What the task asks: Copy all records verbatim.

§

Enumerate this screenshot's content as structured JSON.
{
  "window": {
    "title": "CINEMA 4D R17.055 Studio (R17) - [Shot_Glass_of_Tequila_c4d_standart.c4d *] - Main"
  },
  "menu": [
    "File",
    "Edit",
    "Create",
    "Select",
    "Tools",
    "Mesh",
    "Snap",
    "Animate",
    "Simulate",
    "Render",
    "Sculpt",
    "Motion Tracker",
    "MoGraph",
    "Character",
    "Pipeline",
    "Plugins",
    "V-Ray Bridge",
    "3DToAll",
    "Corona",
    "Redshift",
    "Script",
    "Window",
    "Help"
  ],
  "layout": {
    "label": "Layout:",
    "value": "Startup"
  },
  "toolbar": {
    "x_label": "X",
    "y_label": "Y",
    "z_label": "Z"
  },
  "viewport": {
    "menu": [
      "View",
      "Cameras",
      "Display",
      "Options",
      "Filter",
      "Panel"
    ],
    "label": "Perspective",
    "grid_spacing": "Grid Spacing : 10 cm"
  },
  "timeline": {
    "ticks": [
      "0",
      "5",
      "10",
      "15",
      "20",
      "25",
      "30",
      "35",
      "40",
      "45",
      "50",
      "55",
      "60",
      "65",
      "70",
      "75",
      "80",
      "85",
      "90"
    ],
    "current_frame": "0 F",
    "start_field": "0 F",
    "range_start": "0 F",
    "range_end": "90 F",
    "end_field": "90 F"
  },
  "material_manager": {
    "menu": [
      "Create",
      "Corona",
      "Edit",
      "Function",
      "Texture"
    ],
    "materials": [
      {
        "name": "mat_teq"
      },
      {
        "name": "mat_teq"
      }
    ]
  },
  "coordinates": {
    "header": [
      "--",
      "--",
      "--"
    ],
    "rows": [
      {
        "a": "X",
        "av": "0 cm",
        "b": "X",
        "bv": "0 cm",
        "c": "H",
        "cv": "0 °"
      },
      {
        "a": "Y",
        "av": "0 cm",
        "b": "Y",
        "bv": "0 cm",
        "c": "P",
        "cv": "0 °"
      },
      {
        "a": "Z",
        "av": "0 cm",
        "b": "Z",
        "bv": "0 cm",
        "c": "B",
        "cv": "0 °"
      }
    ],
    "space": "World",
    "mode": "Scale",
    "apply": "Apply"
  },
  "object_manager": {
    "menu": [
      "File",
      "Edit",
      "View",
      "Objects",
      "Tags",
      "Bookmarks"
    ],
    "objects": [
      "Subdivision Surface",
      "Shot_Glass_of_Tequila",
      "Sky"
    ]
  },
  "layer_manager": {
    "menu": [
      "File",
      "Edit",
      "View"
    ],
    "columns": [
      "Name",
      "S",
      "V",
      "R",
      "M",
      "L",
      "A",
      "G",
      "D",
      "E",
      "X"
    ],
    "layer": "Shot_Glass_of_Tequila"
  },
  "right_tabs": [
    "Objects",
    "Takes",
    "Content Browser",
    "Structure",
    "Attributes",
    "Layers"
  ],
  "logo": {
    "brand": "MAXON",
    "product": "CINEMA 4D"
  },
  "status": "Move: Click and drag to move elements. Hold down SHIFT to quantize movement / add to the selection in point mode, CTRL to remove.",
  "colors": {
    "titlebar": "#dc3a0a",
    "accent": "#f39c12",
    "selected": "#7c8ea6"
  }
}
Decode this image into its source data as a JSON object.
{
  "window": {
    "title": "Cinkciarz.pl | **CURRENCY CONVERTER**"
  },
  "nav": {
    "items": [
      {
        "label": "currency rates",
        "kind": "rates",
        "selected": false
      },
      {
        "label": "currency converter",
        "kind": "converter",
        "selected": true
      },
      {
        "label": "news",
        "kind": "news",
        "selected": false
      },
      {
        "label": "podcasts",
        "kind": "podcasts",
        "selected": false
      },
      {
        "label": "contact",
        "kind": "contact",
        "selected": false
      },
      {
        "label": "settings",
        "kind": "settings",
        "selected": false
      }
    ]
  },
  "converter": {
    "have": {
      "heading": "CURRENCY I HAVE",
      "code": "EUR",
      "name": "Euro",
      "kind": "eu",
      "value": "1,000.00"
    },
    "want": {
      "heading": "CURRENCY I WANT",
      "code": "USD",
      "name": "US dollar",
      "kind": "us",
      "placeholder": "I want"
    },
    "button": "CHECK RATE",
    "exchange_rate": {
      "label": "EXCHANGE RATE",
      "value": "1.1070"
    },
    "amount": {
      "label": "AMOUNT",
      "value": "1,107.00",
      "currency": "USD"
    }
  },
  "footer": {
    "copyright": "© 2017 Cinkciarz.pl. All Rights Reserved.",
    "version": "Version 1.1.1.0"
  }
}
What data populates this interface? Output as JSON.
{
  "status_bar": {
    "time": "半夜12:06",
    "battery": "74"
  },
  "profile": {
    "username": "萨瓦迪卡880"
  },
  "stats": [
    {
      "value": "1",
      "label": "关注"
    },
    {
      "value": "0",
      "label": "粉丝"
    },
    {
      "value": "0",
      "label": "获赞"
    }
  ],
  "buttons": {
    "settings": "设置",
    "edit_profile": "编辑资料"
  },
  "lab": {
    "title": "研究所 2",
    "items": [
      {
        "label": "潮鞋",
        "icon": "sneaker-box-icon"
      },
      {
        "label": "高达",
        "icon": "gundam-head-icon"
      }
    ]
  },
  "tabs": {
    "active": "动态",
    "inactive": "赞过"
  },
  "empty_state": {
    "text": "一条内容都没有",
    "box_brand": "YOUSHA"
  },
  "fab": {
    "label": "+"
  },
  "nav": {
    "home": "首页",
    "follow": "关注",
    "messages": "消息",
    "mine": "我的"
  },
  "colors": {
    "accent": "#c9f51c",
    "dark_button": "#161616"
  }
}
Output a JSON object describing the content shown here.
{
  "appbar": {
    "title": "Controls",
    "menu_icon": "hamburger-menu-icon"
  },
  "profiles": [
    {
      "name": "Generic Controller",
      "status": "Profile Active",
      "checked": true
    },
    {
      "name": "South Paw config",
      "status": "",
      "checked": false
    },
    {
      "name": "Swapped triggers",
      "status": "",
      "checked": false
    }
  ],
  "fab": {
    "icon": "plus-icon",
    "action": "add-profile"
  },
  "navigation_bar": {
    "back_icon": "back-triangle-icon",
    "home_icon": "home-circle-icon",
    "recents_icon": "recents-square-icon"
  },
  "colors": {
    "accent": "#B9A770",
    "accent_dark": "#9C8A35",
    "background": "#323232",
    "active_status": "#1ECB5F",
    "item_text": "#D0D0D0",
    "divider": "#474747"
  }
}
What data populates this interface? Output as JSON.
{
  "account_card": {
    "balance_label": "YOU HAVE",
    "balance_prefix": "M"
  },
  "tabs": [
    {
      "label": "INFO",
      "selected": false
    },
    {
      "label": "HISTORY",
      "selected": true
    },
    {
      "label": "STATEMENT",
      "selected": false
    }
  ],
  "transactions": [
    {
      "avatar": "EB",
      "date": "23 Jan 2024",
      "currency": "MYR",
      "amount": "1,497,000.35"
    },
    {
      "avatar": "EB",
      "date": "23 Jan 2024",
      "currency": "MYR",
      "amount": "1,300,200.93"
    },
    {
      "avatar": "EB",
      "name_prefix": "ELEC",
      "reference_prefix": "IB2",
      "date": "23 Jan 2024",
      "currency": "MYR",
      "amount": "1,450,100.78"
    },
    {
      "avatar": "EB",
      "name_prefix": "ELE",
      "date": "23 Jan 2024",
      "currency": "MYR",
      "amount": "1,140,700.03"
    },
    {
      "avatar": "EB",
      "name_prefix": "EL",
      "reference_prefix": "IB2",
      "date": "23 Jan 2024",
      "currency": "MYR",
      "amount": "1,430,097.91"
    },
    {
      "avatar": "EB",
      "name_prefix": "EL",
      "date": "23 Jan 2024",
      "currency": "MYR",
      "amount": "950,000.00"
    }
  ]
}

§

Answer box:
Enumerate this screenshot's content as structured JSON.
{
  "window": {
    "title": "CINEMA 4D R17.055 Studio (R17) - [Shot_Glass_of_Tequila_c4d_standart.c4d *] - Main"
  },
  "menu": [
    "File",
    "Edit",
    "Create",
    "Select",
    "Tools",
    "Mesh",
    "Snap",
    "Animate",
    "Simulate",
    "Render",
    "Sculpt",
    "Motion Tracker",
    "MoGraph",
    "Character",
    "Pipeline",
    "Plugins",
    "V-Ray Bridge",
    "3DToAll",
    "Corona",
    "Redshift",
    "Script",
    "Window",
    "Help"
  ],
  "layout": {
    "label": "Layout:",
    "value": "Startup"
  },
  "toolbar": {
    "x_label": "X",
    "y_label": "Y",
    "z_label": "Z"
  },
  "viewport": {
    "menu": [
      "View",
      "Cameras",
      "Display",
      "Options",
      "Filter",
      "Panel"
    ],
    "label": "Perspective",
    "grid_spacing": "Grid Spacing : 10 cm"
  },
  "timeline": {
    "ticks": [
      "0",
      "5",
      "10",
      "15",
      "20",
      "25",
      "30",
      "35",
      "40",
      "45",
      "50",
      "55",
      "60",
      "65",
      "70",
      "75",
      "80",
      "85",
      "90"
    ],
    "current_frame": "0 F",
    "start_field": "0 F",
    "range_start": "0 F",
    "range_end": "90 F",
    "end_field": "90 F"
  },
  "material_manager": {
    "menu": [
      "Create",
      "Corona",
      "Edit",
      "Function",
      "Texture"
    ],
    "materials": [
      {
        "name": "mat_teq"
      },
      {
        "name": "mat_teq"
      }
    ]
  },
  "coordinates": {
    "header": [
      "--",
      "--",
      "--"
    ],
    "rows": [
      {
        "a": "X",
        "av": "0 cm",
        "b": "X",
        "bv": "0 cm",
        "c": "H",
        "cv": "0 °"
      },
      {
        "a": "Y",
        "av": "0 cm",
        "b": "Y",
        "bv": "0 cm",
        "c": "P",
        "cv": "0 °"
      },
      {
        "a": "Z",
        "av": "0 cm",
        "b": "Z",
        "bv": "0 cm",
        "c": "B",
        "cv": "0 °"
      }
    ],
    "space": "World",
    "mode": "Scale",
    "apply": "Apply"
  },
  "object_manager": {
    "menu": [
      "File",
      "Edit",
      "View",
      "Objects",
      "Tags",
      "Bookmarks"
    ],
    "objects": [
      "Subdivision Surface",
      "Shot_Glass_of_Tequila",
      "Sky"
    ]
  },
  "layer_manager": {
    "menu": [
      "File",
      "Edit",
      "View"
    ],
    "columns": [
      "Name",
      "S",
      "V",
      "R",
      "M",
      "L",
      "A",
      "G",
      "D",
      "E",
      "X"
    ],
    "layer": "Shot_Glass_of_Tequila"
  },
  "right_tabs": [
    "Objects",
    "Takes",
    "Content Browser",
    "Structure",
    "Attributes",
    "Layers"
  ],
  "logo": {
    "brand": "MAXON",
    "product": "CINEMA 4D"
  },
  "status": "Move: Click and drag to move elements. Hold down SHIFT to quantize movement / add to the selection in point mode, CTRL to remove.",
  "colors": {
    "titlebar": "#dc3a0a",
    "accent": "#f39c12",
    "selected": "#7c8ea6"
  }
}
Decode this image into its source data as a JSON object.
{
  "window": {
    "title": "Cinkciarz.pl | **CURRENCY CONVERTER**"
  },
  "nav": {
    "items": [
      {
        "label": "currency rates",
        "kind": "rates",
        "selected": false
      },
      {
        "label": "currency converter",
        "kind": "converter",
        "selected": true
      },
      {
        "label": "news",
        "kind": "news",
        "selected": false
      },
      {
        "label": "podcasts",
        "kind": "podcasts",
        "selected": false
      },
      {
        "label": "contact",
        "kind": "contact",
        "selected": false
      },
      {
        "label": "settings",
        "kind": "settings",
        "selected": false
      }
    ]
  },
  "converter": {
    "have": {
      "heading": "CURRENCY I HAVE",
      "code": "EUR",
      "name": "Euro",
      "kind": "eu",
      "value": "1,000.00"
    },
    "want": {
      "heading": "CURRENCY I WANT",
      "code": "USD",
      "name": "US dollar",
      "kind": "us",
      "placeholder": "I want"
    },
    "button": "CHECK RATE",
    "exchange_rate": {
      "label": "EXCHANGE RATE",
      "value": "1.1070"
    },
    "amount": {
      "label": "AMOUNT",
      "value": "1,107.00",
      "currency": "USD"
    }
  },
  "footer": {
    "copyright": "© 2017 Cinkciarz.pl. All Rights Reserved.",
    "version": "Version 1.1.1.0"
  }
}
What data populates this interface? Output as JSON.
{
  "status_bar": {
    "time": "半夜12:06",
    "battery": "74"
  },
  "profile": {
    "username": "萨瓦迪卡880"
  },
  "stats": [
    {
      "value": "1",
      "label": "关注"
    },
    {
      "value": "0",
      "label": "粉丝"
    },
    {
      "value": "0",
      "label": "获赞"
    }
  ],
  "buttons": {
    "settings": "设置",
    "edit_profile": "编辑资料"
  },
  "lab": {
    "title": "研究所 2",
    "items": [
      {
        "label": "潮鞋",
        "icon": "sneaker-box-icon"
      },
      {
        "label": "高达",
        "icon": "gundam-head-icon"
      }
    ]
  },
  "tabs": {
    "active": "动态",
    "inactive": "赞过"
  },
  "empty_state": {
    "text": "一条内容都没有",
    "box_brand": "YOUSHA"
  },
  "fab": {
    "label": "+"
  },
  "nav": {
    "home": "首页",
    "follow": "关注",
    "messages": "消息",
    "mine": "我的"
  },
  "colors": {
    "accent": "#c9f51c",
    "dark_button": "#161616"
  }
}
Output a JSON object describing the content shown here.
{
  "appbar": {
    "title": "Controls",
    "menu_icon": "hamburger-menu-icon"
  },
  "profiles": [
    {
      "name": "Generic Controller",
      "status": "Profile Active",
      "checked": true
    },
    {
      "name": "South Paw config",
      "status": "",
      "checked": false
    },
    {
      "name": "Swapped triggers",
      "status": "",
      "checked": false
    }
  ],
  "fab": {
    "icon": "plus-icon",
    "action": "add-profile"
  },
  "navigation_bar": {
    "back_icon": "back-triangle-icon",
    "home_icon": "home-circle-icon",
    "recents_icon": "recents-square-icon"
  },
  "colors": {
    "accent": "#B9A770",
    "accent_dark": "#9C8A35",
    "background": "#323232",
    "active_status": "#1ECB5F",
    "item_text": "#D0D0D0",
    "divider": "#474747"
  }
}
What data populates this interface? Output as JSON.
{
  "account_card": {
    "balance_label": "YOU HAVE",
    "balance_prefix": "M"
  },
  "tabs": [
    {
      "label": "INFO",
      "selected": false
    },
    {
      "label": "HISTORY",
      "selected": true
    },
    {
      "label": "STATEMENT",
      "selected": false
    }
  ],
  "transactions": [
    {
      "avatar": "EB",
      "date": "23 Jan 2024",
      "currency": "MYR",
      "amount": "1,497,000.35"
    },
    {
      "avatar": "EB",
      "date": "23 Jan 2024",
      "currency": "MYR",
      "amount": "1,300,200.93"
    },
    {
      "avatar": "EB",
      "name_prefix": "ELEC",
      "reference_prefix": "IB2",
      "date": "23 Jan 2024",
      "currency": "MYR",
      "amount": "1,450,100.78"
    },
    {
      "avatar": "EB",
      "name_prefix": "ELE",
      "date": "23 Jan 2024",
      "currency": "MYR",
      "amount": "1,140,700.03"
    },
    {
      "avatar": "EB",
      "name_prefix": "EL",
      "reference_prefix": "IB2",
      "date": "23 Jan 2024",
      "currency": "MYR",
      "amount": "1,430,097.91"
    },
    {
      "avatar": "EB",
      "name_prefix": "EL",
      "date": "23 Jan 2024",
      "currency": "MYR",
      "amount": "950,000.00"
    }
  ]
}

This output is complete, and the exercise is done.